Entries from a dataset of interfaces
____

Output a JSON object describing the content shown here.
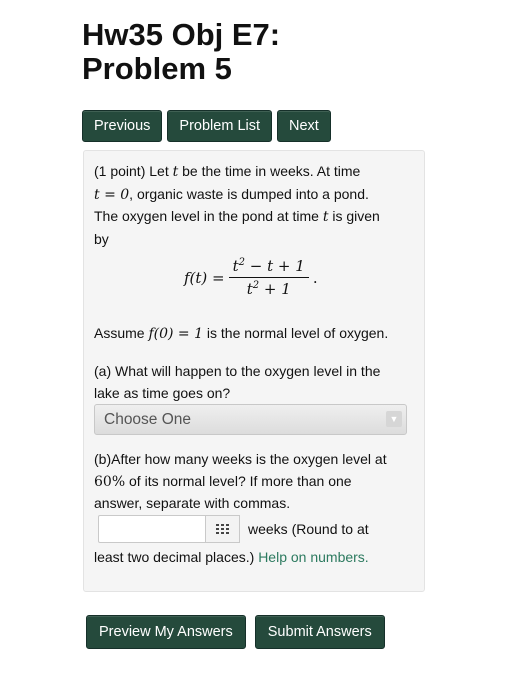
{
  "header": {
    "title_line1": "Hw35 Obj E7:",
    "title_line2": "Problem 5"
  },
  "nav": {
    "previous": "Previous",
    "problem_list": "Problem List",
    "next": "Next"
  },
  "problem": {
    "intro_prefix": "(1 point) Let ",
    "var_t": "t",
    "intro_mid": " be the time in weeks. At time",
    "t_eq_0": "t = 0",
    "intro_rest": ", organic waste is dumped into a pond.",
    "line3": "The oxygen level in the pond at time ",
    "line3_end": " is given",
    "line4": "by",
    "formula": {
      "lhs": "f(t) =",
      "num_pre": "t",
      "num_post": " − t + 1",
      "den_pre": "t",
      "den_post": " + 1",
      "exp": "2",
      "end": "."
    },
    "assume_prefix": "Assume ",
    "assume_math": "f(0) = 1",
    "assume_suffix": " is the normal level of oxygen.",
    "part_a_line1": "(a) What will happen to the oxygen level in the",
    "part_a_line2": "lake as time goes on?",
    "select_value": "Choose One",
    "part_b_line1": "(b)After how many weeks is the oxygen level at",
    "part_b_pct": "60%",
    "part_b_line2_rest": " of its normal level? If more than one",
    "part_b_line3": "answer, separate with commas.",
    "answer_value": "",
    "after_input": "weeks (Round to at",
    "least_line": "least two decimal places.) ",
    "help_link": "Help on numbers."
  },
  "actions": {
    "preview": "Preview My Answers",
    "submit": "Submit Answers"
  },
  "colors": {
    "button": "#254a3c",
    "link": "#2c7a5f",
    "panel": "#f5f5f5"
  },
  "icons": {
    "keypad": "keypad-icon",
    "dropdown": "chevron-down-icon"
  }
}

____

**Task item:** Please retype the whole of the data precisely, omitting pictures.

**Answer to the problem:**
Output a JSON object describing the content shown here.
{
  "header": {
    "title_line1": "Hw35 Obj E7:",
    "title_line2": "Problem 5"
  },
  "nav": {
    "previous": "Previous",
    "problem_list": "Problem List",
    "next": "Next"
  },
  "problem": {
    "intro_prefix": "(1 point) Let ",
    "var_t": "t",
    "intro_mid": " be the time in weeks. At time",
    "t_eq_0": "t = 0",
    "intro_rest": ", organic waste is dumped into a pond.",
    "line3": "The oxygen level in the pond at time ",
    "line3_end": " is given",
    "line4": "by",
    "formula": {
      "lhs": "f(t) =",
      "num_pre": "t",
      "num_post": " − t + 1",
      "den_pre": "t",
      "den_post": " + 1",
      "exp": "2",
      "end": "."
    },
    "assume_prefix": "Assume ",
    "assume_math": "f(0) = 1",
    "assume_suffix": " is the normal level of oxygen.",
    "part_a_line1": "(a) What will happen to the oxygen level in the",
    "part_a_line2": "lake as time goes on?",
    "select_value": "Choose One",
    "part_b_line1": "(b)After how many weeks is the oxygen level at",
    "part_b_pct": "60%",
    "part_b_line2_rest": " of its normal level? If more than one",
    "part_b_line3": "answer, separate with commas.",
    "answer_value": "",
    "after_input": "weeks (Round to at",
    "least_line": "least two decimal places.) ",
    "help_link": "Help on numbers."
  },
  "actions": {
    "preview": "Preview My Answers",
    "submit": "Submit Answers"
  },
  "colors": {
    "button": "#254a3c",
    "link": "#2c7a5f",
    "panel": "#f5f5f5"
  },
  "icons": {
    "keypad": "keypad-icon",
    "dropdown": "chevron-down-icon"
  }
}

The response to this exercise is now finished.